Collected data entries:
....
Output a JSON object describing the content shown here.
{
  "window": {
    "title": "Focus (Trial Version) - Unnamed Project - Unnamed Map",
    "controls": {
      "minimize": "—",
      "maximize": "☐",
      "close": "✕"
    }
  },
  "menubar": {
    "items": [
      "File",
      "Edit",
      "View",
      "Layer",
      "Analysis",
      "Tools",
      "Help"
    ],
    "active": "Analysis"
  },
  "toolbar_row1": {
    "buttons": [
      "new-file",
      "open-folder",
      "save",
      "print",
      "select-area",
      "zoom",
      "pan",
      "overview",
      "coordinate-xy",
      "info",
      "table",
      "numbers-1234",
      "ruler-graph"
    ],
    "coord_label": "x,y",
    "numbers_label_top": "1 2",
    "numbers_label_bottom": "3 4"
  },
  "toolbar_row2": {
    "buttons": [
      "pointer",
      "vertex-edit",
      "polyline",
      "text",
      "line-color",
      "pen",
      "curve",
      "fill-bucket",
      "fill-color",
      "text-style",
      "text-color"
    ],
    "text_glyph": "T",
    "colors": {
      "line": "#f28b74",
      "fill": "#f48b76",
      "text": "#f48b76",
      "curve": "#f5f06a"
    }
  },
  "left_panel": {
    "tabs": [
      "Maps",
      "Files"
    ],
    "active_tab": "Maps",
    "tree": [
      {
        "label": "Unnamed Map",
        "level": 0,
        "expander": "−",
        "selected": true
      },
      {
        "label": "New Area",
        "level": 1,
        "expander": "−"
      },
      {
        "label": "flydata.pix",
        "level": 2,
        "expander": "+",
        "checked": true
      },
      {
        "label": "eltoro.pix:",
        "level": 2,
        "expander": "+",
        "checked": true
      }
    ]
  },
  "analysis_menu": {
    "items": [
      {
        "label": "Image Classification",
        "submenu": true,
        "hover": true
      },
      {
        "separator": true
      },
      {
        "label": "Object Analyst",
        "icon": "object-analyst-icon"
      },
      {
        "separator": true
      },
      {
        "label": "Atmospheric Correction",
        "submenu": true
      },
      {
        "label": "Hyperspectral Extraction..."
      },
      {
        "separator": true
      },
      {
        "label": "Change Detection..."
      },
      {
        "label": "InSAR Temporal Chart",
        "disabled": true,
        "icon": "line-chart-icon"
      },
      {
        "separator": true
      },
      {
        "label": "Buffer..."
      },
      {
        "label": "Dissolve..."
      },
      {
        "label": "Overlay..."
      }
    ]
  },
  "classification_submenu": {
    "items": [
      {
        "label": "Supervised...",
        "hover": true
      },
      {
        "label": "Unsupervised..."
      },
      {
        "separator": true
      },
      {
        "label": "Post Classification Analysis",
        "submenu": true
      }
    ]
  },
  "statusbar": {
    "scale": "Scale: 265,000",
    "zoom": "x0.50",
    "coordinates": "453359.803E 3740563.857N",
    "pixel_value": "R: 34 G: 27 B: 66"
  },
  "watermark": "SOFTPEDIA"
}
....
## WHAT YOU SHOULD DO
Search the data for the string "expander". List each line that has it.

## ANSWER TO THIS EXERCISE
        "expander": "−",
        "expander": "−"
        "expander": "+",
        "expander": "+",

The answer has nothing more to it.